Habitat Real Estate wants to return to the big league. The historic Catalan firm, founded in 1953 by the Figueras family, was acquired at the end of 2017 by the US fund Bain Capital Credit. The operation ended the company's debt – which in 2008 presented the second largest bankruptcy of the history of Spain with 2,300 million debts – and now it is promoting an ambitious business plan for the coming years that was presented on Tuesday at its new headquarters in Madrid. The plan includes an investment in land worth 500 million euros until 2021. "Bain Capital has bought the company and provided it with sufficient capital to buy land," said Juan María Nin, former director of Sabadell and CaixaBank and now president non-executive of Habitat.
According to José Carlos Saz, CEO of Habitat, of the 500 million for the acquisition of land, this year 70 have already been allocated to the purchase of some 160,000 square meters of land and in the coming months they hope to invest another 50 more. The developer has around 1,400 homes in commercialization phase and will exceed 2,000 before the end of the year. Saz has also indicated that his plans contemplate delivering 2018 between 200 and 250 homes, next year about 350 and in 2020 more than 500. Although the big jump will come in 2021. "Our goal is to reach a cruising speed of 2,000 homes annual, "said Saz. For this, Habitat will have a ground bag of 800,000 square meters with capacity to build 9,000 homes.
Saz has stressed that most of the land purchased will be a finalist, although he added that "the plan also includes land under management." From the acquisition of land, Habitat plans to finance the construction of their homes through "developer loans through financial institutions." The new promotions will be located in traditional markets of the company: Madrid, Catalonia, Valencia, Canary Islands, Seville and Malaga. "We do not rule out other areas where we see a clear demand for housing," added the chief executive.
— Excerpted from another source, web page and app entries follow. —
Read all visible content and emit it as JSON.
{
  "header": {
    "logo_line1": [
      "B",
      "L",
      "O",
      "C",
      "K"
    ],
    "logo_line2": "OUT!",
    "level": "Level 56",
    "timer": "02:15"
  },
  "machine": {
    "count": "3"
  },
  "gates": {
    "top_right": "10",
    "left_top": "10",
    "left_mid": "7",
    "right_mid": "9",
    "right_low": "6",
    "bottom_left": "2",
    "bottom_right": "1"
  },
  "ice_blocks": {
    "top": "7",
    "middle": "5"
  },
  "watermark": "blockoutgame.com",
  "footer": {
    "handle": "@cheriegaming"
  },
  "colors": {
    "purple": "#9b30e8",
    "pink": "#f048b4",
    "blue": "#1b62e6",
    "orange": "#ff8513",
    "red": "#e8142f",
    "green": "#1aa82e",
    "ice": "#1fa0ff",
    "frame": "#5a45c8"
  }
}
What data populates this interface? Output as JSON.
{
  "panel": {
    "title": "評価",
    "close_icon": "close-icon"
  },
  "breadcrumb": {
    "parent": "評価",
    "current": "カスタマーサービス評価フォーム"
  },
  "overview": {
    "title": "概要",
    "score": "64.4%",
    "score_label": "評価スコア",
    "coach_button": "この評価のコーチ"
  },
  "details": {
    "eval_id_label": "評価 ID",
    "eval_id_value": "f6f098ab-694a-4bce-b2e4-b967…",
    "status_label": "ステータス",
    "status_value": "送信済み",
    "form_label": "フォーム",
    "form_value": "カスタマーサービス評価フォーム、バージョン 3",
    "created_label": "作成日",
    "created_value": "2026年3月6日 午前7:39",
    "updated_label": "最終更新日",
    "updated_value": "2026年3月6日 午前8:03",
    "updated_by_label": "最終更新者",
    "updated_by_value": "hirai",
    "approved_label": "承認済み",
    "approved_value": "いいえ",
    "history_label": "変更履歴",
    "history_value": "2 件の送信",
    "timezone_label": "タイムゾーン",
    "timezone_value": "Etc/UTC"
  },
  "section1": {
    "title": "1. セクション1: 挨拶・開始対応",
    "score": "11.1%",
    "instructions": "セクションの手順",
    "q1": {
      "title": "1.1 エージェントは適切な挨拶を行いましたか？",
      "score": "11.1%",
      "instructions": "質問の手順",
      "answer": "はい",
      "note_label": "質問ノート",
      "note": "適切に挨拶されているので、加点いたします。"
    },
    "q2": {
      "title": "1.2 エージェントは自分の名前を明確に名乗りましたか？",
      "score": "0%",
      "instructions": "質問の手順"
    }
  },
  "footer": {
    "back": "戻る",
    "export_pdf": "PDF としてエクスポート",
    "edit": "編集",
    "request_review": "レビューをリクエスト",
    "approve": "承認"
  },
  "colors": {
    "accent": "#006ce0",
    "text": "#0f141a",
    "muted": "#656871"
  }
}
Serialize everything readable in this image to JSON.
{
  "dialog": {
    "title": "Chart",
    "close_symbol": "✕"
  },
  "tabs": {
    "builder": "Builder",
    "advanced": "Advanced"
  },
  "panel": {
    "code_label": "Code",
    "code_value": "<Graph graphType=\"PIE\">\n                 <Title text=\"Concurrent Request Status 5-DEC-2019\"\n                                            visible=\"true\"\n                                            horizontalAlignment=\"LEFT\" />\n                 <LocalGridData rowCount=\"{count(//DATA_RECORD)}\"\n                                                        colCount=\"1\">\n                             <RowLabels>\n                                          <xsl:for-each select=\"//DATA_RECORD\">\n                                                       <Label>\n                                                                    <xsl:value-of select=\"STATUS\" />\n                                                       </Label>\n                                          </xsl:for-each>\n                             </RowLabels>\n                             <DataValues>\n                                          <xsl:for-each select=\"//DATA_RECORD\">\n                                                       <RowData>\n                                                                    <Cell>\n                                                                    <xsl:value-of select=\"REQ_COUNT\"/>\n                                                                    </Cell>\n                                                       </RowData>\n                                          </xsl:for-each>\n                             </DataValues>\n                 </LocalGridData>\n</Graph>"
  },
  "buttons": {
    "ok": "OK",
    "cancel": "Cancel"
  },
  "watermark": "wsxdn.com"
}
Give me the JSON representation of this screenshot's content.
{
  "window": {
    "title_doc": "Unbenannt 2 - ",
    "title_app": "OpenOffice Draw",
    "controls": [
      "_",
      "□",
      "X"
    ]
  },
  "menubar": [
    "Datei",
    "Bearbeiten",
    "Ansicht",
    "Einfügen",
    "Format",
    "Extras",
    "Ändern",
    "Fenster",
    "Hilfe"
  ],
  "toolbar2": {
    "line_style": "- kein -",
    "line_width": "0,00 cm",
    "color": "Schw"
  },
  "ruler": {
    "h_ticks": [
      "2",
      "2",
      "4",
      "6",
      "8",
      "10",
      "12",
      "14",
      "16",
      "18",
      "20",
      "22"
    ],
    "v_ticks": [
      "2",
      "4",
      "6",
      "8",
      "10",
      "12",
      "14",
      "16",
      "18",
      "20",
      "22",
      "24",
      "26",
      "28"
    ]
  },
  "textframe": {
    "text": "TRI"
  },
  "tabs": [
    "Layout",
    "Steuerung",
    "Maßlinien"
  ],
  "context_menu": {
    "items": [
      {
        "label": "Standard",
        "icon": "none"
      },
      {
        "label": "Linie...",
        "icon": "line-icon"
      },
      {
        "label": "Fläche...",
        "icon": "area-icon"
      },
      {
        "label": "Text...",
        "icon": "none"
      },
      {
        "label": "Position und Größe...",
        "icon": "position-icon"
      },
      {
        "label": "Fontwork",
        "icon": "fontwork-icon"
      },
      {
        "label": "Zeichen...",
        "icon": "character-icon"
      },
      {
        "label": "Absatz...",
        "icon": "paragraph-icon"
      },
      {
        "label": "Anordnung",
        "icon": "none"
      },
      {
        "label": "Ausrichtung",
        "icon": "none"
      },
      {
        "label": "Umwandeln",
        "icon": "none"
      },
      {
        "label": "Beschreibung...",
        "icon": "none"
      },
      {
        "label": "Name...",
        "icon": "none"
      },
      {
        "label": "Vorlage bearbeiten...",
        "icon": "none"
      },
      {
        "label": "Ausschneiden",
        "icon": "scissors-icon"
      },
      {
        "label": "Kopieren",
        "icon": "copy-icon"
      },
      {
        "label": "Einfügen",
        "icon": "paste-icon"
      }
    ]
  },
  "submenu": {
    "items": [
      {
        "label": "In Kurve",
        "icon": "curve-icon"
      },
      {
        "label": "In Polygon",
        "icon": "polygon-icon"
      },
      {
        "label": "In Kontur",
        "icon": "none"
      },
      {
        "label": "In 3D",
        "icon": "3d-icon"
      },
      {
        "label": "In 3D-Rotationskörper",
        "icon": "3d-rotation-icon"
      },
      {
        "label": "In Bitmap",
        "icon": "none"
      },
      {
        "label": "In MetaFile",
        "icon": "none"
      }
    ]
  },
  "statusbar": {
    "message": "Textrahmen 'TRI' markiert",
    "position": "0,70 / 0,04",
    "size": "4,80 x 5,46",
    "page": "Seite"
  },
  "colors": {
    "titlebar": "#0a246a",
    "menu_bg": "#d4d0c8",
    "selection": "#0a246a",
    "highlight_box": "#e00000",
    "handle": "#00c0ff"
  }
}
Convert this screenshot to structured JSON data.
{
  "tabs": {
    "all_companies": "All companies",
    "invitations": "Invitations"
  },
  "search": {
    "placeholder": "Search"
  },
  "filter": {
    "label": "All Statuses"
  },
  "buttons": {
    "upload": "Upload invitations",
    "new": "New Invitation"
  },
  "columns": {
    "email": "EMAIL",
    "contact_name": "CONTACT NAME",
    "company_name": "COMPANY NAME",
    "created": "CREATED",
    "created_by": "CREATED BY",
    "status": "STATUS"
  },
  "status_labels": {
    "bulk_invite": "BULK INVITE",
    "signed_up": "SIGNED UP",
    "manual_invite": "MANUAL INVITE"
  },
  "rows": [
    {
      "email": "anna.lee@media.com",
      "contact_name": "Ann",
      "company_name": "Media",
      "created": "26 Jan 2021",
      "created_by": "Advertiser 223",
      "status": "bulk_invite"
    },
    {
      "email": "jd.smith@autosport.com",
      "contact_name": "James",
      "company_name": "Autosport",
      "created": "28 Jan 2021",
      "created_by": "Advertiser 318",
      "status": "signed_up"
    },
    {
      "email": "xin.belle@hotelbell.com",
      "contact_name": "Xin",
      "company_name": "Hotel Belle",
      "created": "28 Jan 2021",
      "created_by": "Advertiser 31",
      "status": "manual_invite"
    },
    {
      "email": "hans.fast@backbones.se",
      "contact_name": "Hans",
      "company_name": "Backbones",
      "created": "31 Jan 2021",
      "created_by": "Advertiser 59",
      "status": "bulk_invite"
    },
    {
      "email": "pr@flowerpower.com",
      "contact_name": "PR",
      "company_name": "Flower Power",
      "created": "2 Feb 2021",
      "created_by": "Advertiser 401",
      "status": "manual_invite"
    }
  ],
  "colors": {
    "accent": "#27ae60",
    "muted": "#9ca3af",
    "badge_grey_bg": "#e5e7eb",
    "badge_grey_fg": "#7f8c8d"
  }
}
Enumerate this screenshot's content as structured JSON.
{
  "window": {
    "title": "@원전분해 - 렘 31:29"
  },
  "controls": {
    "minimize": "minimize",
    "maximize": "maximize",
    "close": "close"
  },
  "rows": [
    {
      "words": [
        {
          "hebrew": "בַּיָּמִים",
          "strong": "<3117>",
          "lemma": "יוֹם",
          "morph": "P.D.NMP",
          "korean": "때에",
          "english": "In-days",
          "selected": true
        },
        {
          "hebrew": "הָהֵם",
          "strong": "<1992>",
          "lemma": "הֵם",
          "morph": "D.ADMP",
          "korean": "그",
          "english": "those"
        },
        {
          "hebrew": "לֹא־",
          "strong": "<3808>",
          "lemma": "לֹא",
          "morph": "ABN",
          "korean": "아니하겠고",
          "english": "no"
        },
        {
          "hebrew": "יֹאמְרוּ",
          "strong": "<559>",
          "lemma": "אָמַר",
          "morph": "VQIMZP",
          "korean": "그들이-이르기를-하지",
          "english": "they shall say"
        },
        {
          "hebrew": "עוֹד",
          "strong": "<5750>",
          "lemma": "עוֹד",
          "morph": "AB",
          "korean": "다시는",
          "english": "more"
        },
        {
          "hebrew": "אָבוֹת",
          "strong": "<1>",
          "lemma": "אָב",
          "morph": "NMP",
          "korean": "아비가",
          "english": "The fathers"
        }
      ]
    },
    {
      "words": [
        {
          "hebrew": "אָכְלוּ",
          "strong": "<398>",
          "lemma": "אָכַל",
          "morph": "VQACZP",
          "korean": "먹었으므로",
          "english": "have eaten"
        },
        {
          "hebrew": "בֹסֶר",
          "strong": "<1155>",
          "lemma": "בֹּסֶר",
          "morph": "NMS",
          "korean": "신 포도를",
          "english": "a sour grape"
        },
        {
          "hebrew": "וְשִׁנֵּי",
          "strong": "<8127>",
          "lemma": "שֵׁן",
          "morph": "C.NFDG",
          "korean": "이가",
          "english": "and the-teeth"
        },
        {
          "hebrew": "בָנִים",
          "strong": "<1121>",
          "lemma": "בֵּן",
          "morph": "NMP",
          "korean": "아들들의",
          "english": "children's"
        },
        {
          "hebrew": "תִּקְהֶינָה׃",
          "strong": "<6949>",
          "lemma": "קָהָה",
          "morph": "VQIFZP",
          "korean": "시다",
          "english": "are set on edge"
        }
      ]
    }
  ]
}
In that sense, he has cited a promotion recently launched in Santander.
On the economic forecasts – the IMF recently warned of global risks that can upset the situation in the coming years – both executives have been optimistic to questions from journalists. "For the coming months, stable demand is expected," Nin said, although he also admitted that growth could slow down and "stabilize" in two or three years. "We are going to go to moderation," Saz estimated.
Brad Palmer, head of the European division of Bain Capital Credit, has also been present at the press. Palmer has specified that the current participation of the fund in Habitat is 51% but has avoided talking about IPO or divestment plans. "Our main objective is to build a great company," he said. "If we do that, the market will reward us, but right now we are focused on that."